Vincenzo de’ Paoli fu spesso ispiratore della benefica attività della Compagnia e da essa ricevé aiuto e collaborazione, per le sue tante opere assistenziali.
Il pensiero spirituale
Nei dodici capitoli delle “Regulae”, Vincenzo ha condensato lo spirito che deve distinguere i suoi figli come religiosi: la spiritualità contemplativa del pensiero del card. de Bérulle, sotto la cui direzione egli rimase per oltre un decennio; l’umanesimo devoto di s. Francesco di Sales, suo grande amico, del quale lesse più volte le opere spirituali e l’ascetismo di s. Ignazio di Loyola, del quale assimilò il temperamento pratico; elaborando da queste tre fonti una nuova dottrina spirituale.
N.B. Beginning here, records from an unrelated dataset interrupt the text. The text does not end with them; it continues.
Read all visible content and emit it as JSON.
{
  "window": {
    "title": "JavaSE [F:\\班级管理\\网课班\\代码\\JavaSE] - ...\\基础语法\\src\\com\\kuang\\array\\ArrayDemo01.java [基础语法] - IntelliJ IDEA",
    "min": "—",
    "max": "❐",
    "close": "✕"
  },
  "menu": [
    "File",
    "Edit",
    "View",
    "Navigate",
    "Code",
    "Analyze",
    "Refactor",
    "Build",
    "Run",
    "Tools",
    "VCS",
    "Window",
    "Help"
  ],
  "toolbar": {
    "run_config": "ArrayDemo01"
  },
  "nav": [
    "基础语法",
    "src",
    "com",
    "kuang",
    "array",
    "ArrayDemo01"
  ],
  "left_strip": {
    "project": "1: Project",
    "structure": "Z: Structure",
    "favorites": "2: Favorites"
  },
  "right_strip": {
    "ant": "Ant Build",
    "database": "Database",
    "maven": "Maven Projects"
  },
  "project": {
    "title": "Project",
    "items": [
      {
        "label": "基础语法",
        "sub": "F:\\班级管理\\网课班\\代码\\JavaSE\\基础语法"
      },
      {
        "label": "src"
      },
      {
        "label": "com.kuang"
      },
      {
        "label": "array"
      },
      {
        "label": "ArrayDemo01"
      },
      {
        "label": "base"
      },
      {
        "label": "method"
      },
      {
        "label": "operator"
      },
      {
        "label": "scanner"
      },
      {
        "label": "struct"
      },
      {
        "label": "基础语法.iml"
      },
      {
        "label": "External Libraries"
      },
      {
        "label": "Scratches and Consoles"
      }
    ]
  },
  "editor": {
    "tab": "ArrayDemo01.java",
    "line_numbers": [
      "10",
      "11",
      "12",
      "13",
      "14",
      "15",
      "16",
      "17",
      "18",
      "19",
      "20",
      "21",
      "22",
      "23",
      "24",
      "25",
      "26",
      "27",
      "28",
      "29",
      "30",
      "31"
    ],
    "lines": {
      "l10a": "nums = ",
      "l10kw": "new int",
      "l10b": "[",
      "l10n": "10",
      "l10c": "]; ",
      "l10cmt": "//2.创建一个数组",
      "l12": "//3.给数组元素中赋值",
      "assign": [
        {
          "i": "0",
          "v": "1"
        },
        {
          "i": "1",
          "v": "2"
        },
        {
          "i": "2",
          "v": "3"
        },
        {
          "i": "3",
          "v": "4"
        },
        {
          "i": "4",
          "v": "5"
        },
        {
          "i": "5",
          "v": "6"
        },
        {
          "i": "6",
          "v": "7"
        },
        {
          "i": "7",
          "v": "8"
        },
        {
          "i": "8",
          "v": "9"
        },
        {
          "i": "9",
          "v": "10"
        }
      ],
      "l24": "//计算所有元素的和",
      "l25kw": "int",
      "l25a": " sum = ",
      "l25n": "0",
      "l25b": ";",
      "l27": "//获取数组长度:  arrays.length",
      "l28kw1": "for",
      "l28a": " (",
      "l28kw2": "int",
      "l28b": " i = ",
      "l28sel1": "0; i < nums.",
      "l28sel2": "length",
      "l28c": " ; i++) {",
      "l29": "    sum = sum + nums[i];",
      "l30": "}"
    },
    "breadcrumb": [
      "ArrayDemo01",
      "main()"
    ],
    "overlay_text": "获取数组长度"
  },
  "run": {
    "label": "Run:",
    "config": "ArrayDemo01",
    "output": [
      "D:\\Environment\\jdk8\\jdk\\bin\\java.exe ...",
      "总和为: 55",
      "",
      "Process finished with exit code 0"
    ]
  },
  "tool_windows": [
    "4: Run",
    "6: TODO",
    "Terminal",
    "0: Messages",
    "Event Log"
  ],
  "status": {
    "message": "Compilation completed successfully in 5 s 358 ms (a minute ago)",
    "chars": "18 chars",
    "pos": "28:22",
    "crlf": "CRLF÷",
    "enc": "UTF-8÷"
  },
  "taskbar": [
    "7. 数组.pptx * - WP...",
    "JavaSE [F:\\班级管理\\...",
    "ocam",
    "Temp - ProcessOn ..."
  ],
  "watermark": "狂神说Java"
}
Le virtù caratteristiche dello spirito vincenziano, secondo la Regola dei Missionari, sono le “cinque pietre di Davide”, cioè la semplicità, l’umiltà, la mansuetudine, la mortificazione e lo zelo per la salvezza delle anime.
La morte, patronati
Il grande apostolo della Carità, si spense a Parigi la mattina del 27 settembre 1660 a 79 anni; ai suoi funerali partecipò una folla immensa di tutti i ceti sociali; fu proclamato Beato da papa Benedetto XIII il 13 agosto 1729 e canonizzato da Clemente XII il 16 giugno 1737.
I suoi resti mortali, rivestiti dai paramenti sacerdotali, sono venerati nella Cappella della Casa Madre dei Vincenziani a Parigi.
È patrono del Madagascar, dei bambini abbandonati, degli orfani, degli infermieri, degli schiavi, dei forzati, dei prigionieri. Leone XIII il 12 maggio 1885 lo proclamò patrono delle Associazioni cattoliche di carità.
In San Pietro in Vaticano, una gigantesca statua, opera dello scultore Pietro Bracci, è collocata nella basilica dal 1754, rappresentante il “padre dei poveri”.
La sua celebrazione liturgica è il 27 settembre.
Autore: Antonio Borrelli
Écrits et correspondances de Saint Vincent de Paul ; Biographies de Saint Vincent de Paul et de Sainte Louise de Marillac : http://jesusmarie.free.fr/vincent_de_paul.html